How to complete this task: If a line of the records contains the string "爬虫训练", copy it out.

Data records for software interfaces:
┏━━
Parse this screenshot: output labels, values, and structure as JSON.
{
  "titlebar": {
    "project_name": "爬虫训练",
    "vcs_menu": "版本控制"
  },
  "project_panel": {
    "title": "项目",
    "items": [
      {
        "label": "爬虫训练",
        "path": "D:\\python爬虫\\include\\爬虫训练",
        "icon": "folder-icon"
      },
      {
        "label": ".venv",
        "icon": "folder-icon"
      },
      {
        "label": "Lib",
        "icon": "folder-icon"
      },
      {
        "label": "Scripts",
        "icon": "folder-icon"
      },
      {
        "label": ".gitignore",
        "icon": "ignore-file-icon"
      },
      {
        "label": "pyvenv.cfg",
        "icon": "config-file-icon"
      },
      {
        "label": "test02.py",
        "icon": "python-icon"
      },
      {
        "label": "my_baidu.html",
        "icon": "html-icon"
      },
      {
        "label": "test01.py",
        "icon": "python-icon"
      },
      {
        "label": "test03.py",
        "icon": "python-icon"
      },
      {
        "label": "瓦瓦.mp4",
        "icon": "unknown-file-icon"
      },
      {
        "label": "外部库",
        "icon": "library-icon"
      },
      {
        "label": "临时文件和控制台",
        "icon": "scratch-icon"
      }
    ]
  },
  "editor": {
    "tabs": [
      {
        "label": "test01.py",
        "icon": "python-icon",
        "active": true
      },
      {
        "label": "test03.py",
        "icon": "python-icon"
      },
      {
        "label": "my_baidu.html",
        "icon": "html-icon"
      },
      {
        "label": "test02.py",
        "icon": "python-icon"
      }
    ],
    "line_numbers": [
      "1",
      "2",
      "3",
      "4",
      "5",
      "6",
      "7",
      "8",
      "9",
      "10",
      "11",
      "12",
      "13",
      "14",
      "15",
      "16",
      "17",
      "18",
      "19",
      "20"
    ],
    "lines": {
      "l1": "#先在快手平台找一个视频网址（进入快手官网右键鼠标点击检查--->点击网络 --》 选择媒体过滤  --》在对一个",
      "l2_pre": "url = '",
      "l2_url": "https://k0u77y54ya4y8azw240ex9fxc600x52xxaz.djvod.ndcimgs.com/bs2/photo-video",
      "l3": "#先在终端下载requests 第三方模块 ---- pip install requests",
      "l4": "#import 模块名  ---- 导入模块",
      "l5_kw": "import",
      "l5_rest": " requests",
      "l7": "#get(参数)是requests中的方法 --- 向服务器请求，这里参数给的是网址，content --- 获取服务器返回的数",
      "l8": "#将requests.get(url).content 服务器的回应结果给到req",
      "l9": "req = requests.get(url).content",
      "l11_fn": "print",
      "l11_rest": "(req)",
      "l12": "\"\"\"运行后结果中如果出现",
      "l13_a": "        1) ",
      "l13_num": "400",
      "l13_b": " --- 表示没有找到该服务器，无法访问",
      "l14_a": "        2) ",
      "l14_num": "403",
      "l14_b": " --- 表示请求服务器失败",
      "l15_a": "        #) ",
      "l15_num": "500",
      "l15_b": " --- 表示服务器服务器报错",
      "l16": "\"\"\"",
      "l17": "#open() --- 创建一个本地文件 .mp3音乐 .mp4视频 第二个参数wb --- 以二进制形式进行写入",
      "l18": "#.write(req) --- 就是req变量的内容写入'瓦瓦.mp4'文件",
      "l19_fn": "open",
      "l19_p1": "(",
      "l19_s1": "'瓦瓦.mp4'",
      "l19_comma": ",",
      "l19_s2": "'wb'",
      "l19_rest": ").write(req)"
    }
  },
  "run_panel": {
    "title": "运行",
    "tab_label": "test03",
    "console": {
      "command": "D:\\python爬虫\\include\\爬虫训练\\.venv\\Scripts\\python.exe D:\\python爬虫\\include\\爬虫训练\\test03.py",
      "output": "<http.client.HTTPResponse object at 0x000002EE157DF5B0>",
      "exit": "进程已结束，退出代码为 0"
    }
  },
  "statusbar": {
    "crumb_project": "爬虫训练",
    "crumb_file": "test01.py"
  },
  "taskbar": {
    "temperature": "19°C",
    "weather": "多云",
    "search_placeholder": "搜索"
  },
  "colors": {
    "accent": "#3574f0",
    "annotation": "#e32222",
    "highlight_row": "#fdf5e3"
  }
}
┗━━
Written solution:
    "project_name": "爬虫训练",
        "label": "爬虫训练",
        "path": "D:\\python爬虫\\include\\爬虫训练",
      "command": "D:\\python爬虫\\include\\爬虫训练\\.venv\\Scripts\\python.exe D:\\python爬虫\\include\\爬虫训练\\test03.py",
    "crumb_project": "爬虫训练",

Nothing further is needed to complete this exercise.